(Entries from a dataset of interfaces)
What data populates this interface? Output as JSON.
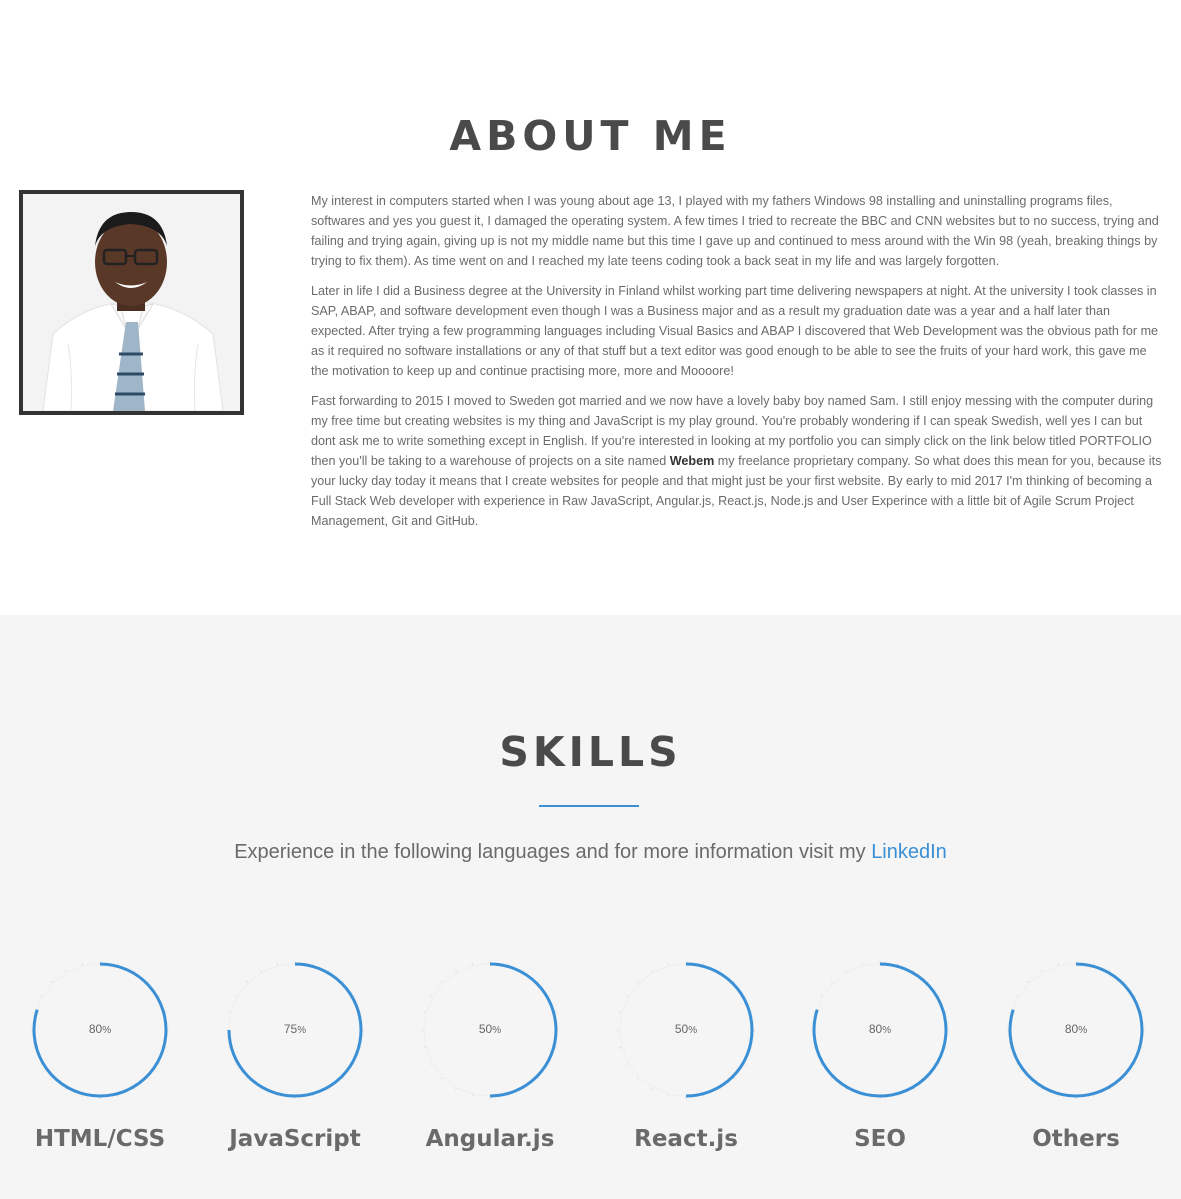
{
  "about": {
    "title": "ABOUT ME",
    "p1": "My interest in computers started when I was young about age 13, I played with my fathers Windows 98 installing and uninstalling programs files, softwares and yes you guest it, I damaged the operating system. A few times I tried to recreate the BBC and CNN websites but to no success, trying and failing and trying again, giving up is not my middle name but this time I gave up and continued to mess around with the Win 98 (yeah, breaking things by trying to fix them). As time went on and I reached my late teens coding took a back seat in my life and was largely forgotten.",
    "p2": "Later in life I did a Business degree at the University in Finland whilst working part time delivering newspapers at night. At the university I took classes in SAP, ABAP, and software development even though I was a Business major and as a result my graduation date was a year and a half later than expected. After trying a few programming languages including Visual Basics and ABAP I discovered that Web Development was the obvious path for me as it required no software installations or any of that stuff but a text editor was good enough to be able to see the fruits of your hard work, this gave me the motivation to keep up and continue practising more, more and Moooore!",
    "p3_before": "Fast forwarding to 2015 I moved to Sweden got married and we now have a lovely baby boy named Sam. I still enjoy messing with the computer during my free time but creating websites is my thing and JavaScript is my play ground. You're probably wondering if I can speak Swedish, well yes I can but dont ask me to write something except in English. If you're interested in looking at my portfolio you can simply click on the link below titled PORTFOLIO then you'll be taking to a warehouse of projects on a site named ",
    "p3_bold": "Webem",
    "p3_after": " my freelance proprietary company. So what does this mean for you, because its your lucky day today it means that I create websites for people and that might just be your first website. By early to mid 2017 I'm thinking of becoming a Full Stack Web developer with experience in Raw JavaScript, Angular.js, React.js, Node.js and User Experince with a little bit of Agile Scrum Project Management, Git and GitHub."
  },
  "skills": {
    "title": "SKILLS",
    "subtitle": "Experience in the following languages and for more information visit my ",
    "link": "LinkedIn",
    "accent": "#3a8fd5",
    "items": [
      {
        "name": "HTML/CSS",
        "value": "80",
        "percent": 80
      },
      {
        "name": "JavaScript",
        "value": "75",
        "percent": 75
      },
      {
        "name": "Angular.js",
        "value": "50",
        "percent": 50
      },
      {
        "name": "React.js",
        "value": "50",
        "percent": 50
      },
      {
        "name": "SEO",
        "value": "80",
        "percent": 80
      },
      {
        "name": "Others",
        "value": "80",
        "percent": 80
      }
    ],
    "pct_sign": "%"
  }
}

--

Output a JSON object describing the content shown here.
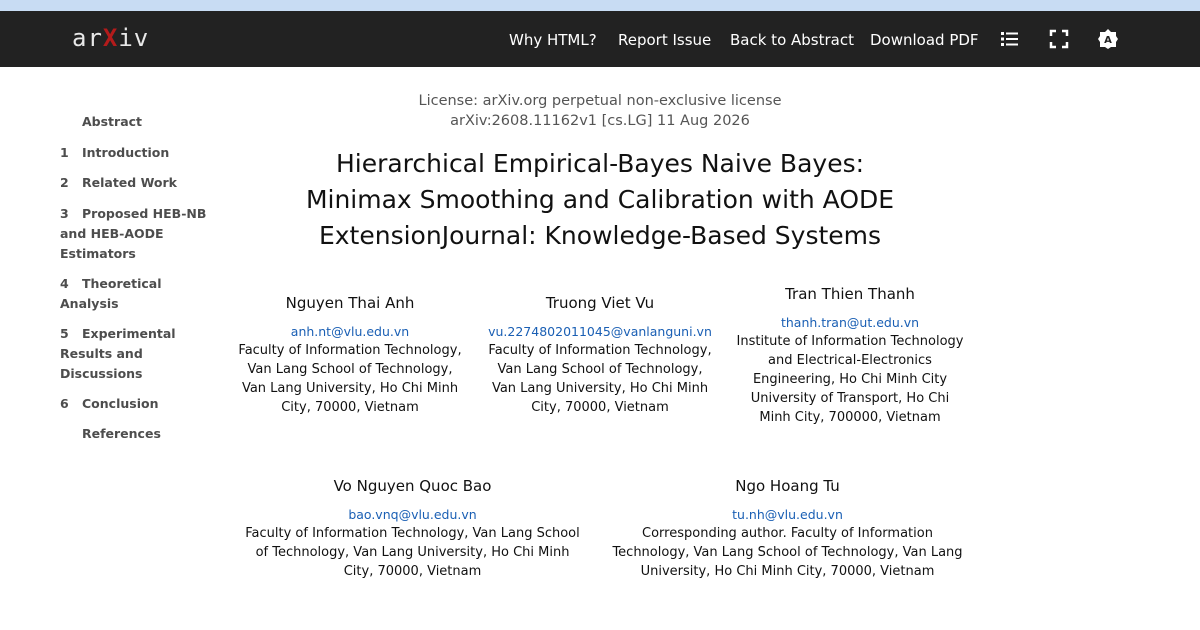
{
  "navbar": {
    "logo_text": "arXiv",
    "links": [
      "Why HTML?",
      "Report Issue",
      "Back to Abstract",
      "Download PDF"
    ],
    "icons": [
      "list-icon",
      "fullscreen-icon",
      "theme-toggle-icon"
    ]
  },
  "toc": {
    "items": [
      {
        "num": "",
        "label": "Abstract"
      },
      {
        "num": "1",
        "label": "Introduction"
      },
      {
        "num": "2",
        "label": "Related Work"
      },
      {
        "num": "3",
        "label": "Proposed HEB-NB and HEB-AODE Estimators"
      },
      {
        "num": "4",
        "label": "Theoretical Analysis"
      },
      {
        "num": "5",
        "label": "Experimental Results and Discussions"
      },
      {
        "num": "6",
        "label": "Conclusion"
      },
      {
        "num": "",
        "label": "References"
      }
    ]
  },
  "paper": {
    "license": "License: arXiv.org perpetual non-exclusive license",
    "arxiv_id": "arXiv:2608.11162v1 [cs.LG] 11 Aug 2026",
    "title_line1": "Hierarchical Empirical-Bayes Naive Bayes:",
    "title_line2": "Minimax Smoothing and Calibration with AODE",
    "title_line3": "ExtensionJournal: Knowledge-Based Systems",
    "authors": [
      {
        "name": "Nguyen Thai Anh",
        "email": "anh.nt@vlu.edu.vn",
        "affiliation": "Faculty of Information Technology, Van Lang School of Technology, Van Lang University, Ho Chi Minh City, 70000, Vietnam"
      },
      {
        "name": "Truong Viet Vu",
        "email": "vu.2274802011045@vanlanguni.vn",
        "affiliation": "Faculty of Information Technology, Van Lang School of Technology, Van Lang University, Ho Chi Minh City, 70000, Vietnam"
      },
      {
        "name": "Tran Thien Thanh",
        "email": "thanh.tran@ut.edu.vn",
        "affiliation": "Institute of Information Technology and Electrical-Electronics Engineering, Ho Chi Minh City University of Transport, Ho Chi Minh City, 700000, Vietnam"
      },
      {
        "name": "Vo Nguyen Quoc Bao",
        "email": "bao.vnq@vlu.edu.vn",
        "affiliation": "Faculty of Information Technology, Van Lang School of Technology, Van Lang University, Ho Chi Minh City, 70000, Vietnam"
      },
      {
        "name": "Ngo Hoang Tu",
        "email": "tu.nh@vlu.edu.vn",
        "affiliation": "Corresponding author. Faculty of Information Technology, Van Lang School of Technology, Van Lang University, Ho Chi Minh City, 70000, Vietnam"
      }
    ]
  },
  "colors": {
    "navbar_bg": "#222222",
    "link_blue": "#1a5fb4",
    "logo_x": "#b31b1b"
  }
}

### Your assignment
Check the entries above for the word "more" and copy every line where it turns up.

### Written solution
    "p2": "Later in life I did a Business degree at the University in Finland whilst working part time delivering newspapers at night. At the university I took classes in SAP, ABAP, and software development even though I was a Business major and as a result my graduation date was a year and a half later than expected. After trying a few programming languages including Visual Basics and ABAP I discovered that Web Development was the obvious path for me as it required no software installations or any of that stuff but a text editor was good enough to be able to see the fruits of your hard work, this gave me the motivation to keep up and continue practising more, more and Moooore!",
    "subtitle": "Experience in the following languages and for more information visit my ",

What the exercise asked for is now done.